"I'm engaged in treason," snaps the guy with the eye patch and the Nazi uniform. "Can I count you in?"
That's certainly what Tom Cruise is hoping this yuletide: for audiences to plunk down their dollars and join the movie star and his (mostly) British friends as they goose-step around with great urgency, conspiring to assassinate one intensely paranoid dictator.
But the history books have already supplied
spoiler: the 1943-44 plot by this group of German officers and aristocrats to kill Adolf Hitler failed. The Fuhrer did his own self in in 1945, when it became apparent that he had lost the war. And so, director Bryan Singer
is faced with a daunting challenge: How to keep the suspense taut, the action absorbing, when it turns out that Col. Claus von Stauffenberg (Cruise) and his nervous Nazi gang bungled the coup?
Talk about impossible missions.
What's surprising about
, though, after the bad press, the release-date changes, the turmoil at Cruise's boutique studio, United Artists, and the production flaps in Germany (where Cruise's religion, Scientology, is deemed a cult), is that the film isn't half bad. It's certainly not the unwitting laugh riot that many (me included) expected.
Shot in a style that harks back to '40s thrillers (lots of close-ups and askew angles), and featuring serious-minded character work by Kenneth Branagh, Eddie Izzard, Bill Nighy, Terence Stamp and Tom Wilkinson,
manages to drum up a fair degree of tension.
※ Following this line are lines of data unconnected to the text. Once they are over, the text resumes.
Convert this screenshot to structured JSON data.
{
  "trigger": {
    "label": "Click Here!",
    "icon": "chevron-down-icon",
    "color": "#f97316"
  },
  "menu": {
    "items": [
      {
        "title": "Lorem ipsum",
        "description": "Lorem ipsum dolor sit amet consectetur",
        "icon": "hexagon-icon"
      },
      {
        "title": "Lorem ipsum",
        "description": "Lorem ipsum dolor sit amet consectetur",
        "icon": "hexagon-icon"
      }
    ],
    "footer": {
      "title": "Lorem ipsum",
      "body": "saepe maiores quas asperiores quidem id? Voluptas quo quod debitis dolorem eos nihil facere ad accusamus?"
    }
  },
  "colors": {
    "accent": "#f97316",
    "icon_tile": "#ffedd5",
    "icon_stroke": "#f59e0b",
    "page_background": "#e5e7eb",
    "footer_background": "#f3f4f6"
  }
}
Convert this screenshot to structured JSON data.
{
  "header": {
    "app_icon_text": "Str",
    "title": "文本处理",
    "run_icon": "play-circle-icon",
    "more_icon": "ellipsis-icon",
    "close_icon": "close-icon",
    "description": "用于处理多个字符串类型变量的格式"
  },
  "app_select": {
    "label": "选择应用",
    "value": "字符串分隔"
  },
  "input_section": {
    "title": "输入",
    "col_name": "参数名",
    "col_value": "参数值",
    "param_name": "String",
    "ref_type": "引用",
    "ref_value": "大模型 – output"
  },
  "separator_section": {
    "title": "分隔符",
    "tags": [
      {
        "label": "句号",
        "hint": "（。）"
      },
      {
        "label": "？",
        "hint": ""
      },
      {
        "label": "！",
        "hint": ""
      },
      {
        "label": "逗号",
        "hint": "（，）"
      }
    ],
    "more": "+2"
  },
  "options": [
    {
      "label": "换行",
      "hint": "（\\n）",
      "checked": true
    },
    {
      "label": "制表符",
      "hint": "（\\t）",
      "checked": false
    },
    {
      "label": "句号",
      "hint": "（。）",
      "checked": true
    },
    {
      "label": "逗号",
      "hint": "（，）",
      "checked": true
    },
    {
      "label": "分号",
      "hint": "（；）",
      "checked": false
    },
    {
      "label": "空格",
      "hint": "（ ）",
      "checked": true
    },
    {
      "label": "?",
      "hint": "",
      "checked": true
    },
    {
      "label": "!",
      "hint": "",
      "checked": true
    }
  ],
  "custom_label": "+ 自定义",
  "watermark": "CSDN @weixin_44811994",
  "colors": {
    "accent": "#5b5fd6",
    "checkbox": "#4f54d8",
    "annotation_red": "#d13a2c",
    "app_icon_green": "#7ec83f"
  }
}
That it ultimately becomes too much to follow - - well, a diagram with the cast of characters, their job descriptions and allegiances, would be a handy item for some enterprising soul to sell at the multiplex door.
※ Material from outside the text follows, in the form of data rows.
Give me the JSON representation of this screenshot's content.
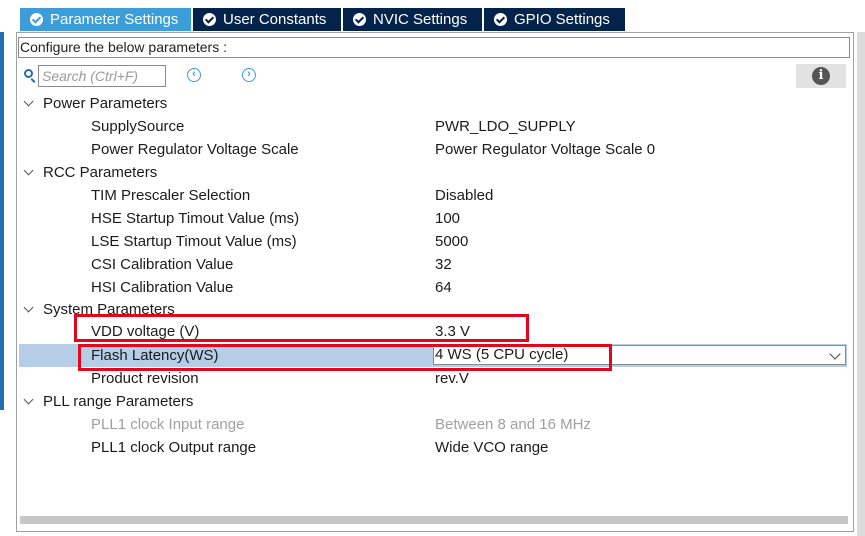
{
  "tabs": [
    {
      "label": "Parameter Settings",
      "active": true
    },
    {
      "label": "User Constants"
    },
    {
      "label": "NVIC Settings"
    },
    {
      "label": "GPIO Settings"
    }
  ],
  "configure_label": "Configure the below parameters :",
  "search": {
    "placeholder": "Search (Ctrl+F)"
  },
  "nav": {
    "prev": "‹",
    "next": "›"
  },
  "info": "i",
  "groups": {
    "power": {
      "label": "Power Parameters",
      "items": [
        {
          "label": "SupplySource",
          "value": "PWR_LDO_SUPPLY"
        },
        {
          "label": "Power Regulator Voltage Scale",
          "value": "Power Regulator Voltage Scale 0"
        }
      ]
    },
    "rcc": {
      "label": "RCC Parameters",
      "items": [
        {
          "label": "TIM Prescaler Selection",
          "value": "Disabled"
        },
        {
          "label": "HSE Startup Timout Value (ms)",
          "value": "100"
        },
        {
          "label": "LSE Startup Timout Value (ms)",
          "value": "5000"
        },
        {
          "label": "CSI Calibration Value",
          "value": "32"
        },
        {
          "label": "HSI Calibration Value",
          "value": "64"
        }
      ]
    },
    "system": {
      "label": "System Parameters",
      "items": [
        {
          "label": "VDD voltage (V)",
          "value": "3.3 V"
        },
        {
          "label": "Flash Latency(WS)",
          "value": "4 WS (5 CPU cycle)"
        },
        {
          "label": "Product revision",
          "value": "rev.V"
        }
      ]
    },
    "pll": {
      "label": "PLL range Parameters",
      "items": [
        {
          "label": "PLL1 clock Input range",
          "value": "Between 8 and 16 MHz"
        },
        {
          "label": "PLL1 clock Output range",
          "value": "Wide VCO range"
        }
      ]
    }
  },
  "colors": {
    "tab_active": "#3c9ed8",
    "tab_inactive": "#03234b",
    "selection": "#b5cde6",
    "highlight_box": "#e3061d"
  }
}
Keeping track of who's doing what, who's not doing what they said they'd do, who's doing something else altogether, who's aborting this assassination attempt and why are they aborting that one - well, what's a noble Nazi going to do?
Valkyrie **1/2 (out of four stars)
Directed by Bryan Singer. With Tom Cruise, Kenneth Branagh, Bill Nighy, Tom Wilkinson, Carice van Houten and Terence Stamp. Distributed by MGM Pictures/United Artists.
PG-13 (violence, adult themes, profanity)